The second ideal is the purity of intention of one whose only desire is to please God, to use his God-given abilities and graces not for himself but for the Almighty. Without this purity of intention, we are false to ourselves as God’s redeemed children. Our learning is self-serving. We fall into the failure of evil just as much as if we did not care about the truth. However, if our learning is with a pure intention, to quote Father Leen again, we will have “the positive ambition for uprightness. These dispositions inspire the will to observe justice in all one’s relations to life, to think what is right, and to chose what is good. They connote, or ought to connote, the desire on the part of the man to be a truly manly man, and the desire on the part of a woman to conform to the ideal of true womanhood.”4 The educated man’s philosophy of life is truly manly if it has the wisdom and purity of intention to take responsibility for himself, his family and society. The educated woman’s philosophy and character are truly womanly if she has the wisdom and single-mindedness to cooperate with grace and to engender God’s life and truth in souls by the meek and humble firmness of her love of truth.

Let all those involved in the work of education, teachers, parents, and students, examine themselves on their philosophy of life, to see if they all strive for those ideals infused into our souls with sanctifying grace; the love of the Faith, that it might constantly, repeatedly, insistently, consistently vanquish the tenets of the world; the longing for the supernatural uprightness that makes our most human activities and efforts so profoundly divine in their motive, effects, merit and reward.

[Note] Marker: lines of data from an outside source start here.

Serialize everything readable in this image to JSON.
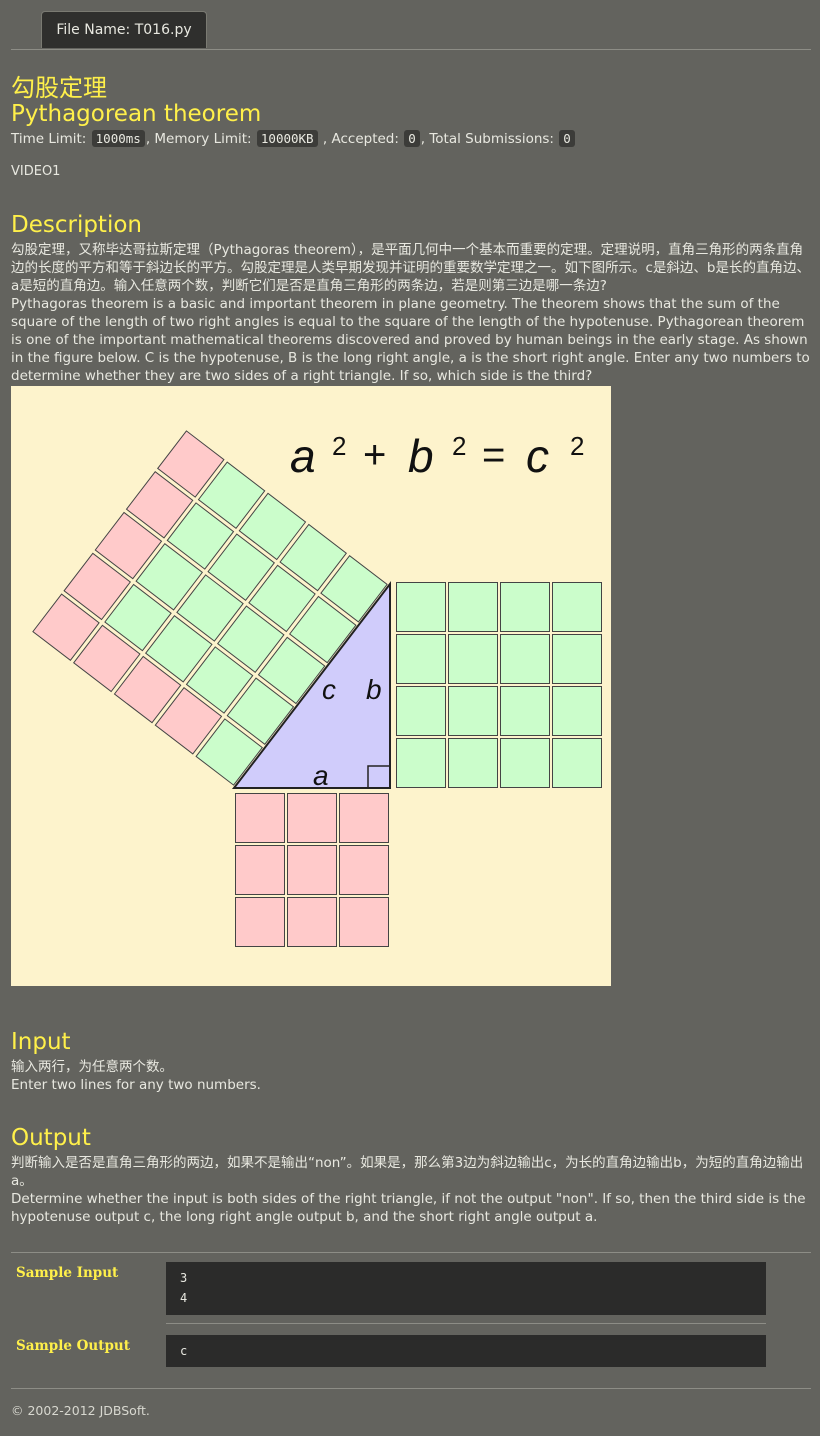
{
  "tab": {
    "file_label": "File Name:",
    "file_name": "T016.py"
  },
  "title": {
    "cn": "勾股定理",
    "en": "Pythagorean theorem"
  },
  "meta": {
    "time_limit_label": "Time Limit:",
    "time_limit_value": "1000ms",
    "memory_limit_label": ", Memory Limit:",
    "memory_limit_value": "10000KB",
    "accepted_label": ", Accepted:",
    "accepted_value": "0",
    "submissions_label": ", Total Submissions:",
    "submissions_value": "0"
  },
  "video_label": "VIDEO1",
  "description": {
    "heading": "Description",
    "cn": "勾股定理，又称毕达哥拉斯定理（Pythagoras theorem），是平面几何中一个基本而重要的定理。定理说明，直角三角形的两条直角边的长度的平方和等于斜边长的平方。勾股定理是人类早期发现并证明的重要数学定理之一。如下图所示。c是斜边、b是长的直角边、a是短的直角边。输入任意两个数，判断它们是否是直角三角形的两条边，若是则第三边是哪一条边?",
    "en": "Pythagoras theorem is a basic and important theorem in plane geometry. The theorem shows that the sum of the square of the length of two right angles is equal to the square of the length of the hypotenuse. Pythagorean theorem is one of the important mathematical theorems discovered and proved by human beings in the early stage. As shown in the figure below. C is the hypotenuse, B is the long right angle, a is the short right angle. Enter any two numbers to determine whether they are two sides of a right triangle. If so, which side is the third?"
  },
  "figure": {
    "equation": {
      "a": "a",
      "b": "b",
      "c": "c",
      "exp": "2",
      "plus": "+",
      "equals": "="
    },
    "labels": {
      "a": "a",
      "b": "b",
      "c": "c"
    },
    "colors": {
      "background": "#fdf3cc",
      "pink": "#ffcaca",
      "green": "#cbfdcb",
      "triangle": "#d0ccfb"
    }
  },
  "input": {
    "heading": "Input",
    "cn": "输入两行，为任意两个数。",
    "en": "Enter two lines for any two numbers."
  },
  "output": {
    "heading": "Output",
    "cn": "判断输入是否是直角三角形的两边，如果不是输出“non”。如果是，那么第3边为斜边输出c，为长的直角边输出b，为短的直角边输出a。",
    "en": "Determine whether the input is both sides of the right triangle, if not the output \"non\". If so, then the third side is the hypotenuse output c, the long right angle output b, and the short right angle output a."
  },
  "samples": {
    "input_label": "Sample Input",
    "input_lines": [
      "3",
      "4"
    ],
    "output_label": "Sample Output",
    "output_lines": [
      "c"
    ]
  },
  "footer": "© 2002-2012  JDBSoft."
}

1 What is True Education? p. 195.

2 Ibid., p. 196.

3 Liberalism & Catholicism, p. 74.

4 Ibid., p. 202.